While Addams admired Tolstoy, his way of life was incompatible with the life she had already established in Chicago. She wished to emulate him in some capacity, but her duties to Hull-House subsumed a great deal of her time. While writing books, giving lectures, traveling, and worrying about her own health and the health of her friends and family, Addams was always finding new ways to improve Hull-House. It is no surprise, then, that she was incapable of designating even two hours each morning to bake bread. The question remains: how might one find a compromise between Addams’ way of life and Tolstoy’s?

Hull-House later received five hundred dollars which were left over from Tolstoy’s profit from publishing his novel Resurrection. The bulk of the profit was given to the Dukhobors, a Russian religious group who had recently settled in Canada with the help of their government. When faced with the choice of what to spend the money on, Addams felt that it was only natural to use it “for the relief of the most primitive wants of food and shelter on the part of the most needy families.”

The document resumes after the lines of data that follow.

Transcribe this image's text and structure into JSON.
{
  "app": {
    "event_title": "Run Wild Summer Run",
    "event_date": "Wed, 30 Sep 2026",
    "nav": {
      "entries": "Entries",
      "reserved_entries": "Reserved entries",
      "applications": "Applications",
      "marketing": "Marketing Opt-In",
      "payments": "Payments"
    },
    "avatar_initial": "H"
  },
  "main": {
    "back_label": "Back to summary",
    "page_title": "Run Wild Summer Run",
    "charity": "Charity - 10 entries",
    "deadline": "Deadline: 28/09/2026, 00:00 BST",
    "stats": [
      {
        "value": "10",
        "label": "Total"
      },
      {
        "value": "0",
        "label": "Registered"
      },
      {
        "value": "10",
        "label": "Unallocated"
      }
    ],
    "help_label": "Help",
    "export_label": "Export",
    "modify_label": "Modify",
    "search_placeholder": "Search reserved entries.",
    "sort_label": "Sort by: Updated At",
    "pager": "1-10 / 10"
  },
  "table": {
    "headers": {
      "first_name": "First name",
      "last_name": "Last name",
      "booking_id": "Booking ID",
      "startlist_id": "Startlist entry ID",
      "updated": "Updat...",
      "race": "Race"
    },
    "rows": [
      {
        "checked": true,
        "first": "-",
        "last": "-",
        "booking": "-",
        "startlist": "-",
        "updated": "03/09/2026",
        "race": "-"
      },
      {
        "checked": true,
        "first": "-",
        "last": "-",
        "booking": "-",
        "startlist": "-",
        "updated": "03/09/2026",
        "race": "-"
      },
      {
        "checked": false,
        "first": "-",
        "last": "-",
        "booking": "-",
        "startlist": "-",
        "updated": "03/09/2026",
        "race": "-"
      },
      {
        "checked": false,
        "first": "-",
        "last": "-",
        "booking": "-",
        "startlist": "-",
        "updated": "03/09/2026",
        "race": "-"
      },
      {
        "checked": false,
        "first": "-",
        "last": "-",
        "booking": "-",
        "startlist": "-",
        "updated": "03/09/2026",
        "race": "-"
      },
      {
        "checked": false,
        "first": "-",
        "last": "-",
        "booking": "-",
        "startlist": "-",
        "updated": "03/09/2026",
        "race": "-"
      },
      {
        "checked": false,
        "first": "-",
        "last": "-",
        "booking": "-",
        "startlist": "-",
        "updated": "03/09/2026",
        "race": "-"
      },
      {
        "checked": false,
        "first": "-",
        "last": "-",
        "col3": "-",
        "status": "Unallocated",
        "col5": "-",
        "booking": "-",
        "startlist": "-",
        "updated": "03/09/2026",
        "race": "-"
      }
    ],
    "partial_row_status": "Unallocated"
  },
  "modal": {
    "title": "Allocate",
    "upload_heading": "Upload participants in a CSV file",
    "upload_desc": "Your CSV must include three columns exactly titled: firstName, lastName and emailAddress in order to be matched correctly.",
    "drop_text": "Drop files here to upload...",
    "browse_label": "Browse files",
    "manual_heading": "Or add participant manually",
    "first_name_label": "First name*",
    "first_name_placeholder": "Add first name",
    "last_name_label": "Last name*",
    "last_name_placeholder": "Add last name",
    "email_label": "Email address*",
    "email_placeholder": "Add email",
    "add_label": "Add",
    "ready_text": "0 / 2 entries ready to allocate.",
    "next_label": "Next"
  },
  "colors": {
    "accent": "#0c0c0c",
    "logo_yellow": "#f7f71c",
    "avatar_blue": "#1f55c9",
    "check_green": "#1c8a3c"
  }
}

Ultimately, Addams assisted the Nineteenth Ward without spending two hours per day in the Coffee Shop baking bread. Instead, she used her talent as social reformer to improve the lives of those living in poverty around her. Although she saw the value in performing manual labor, Addams realized there was greater value, in her situation, in devoting her working hours to her role as the head figure of Hull-House.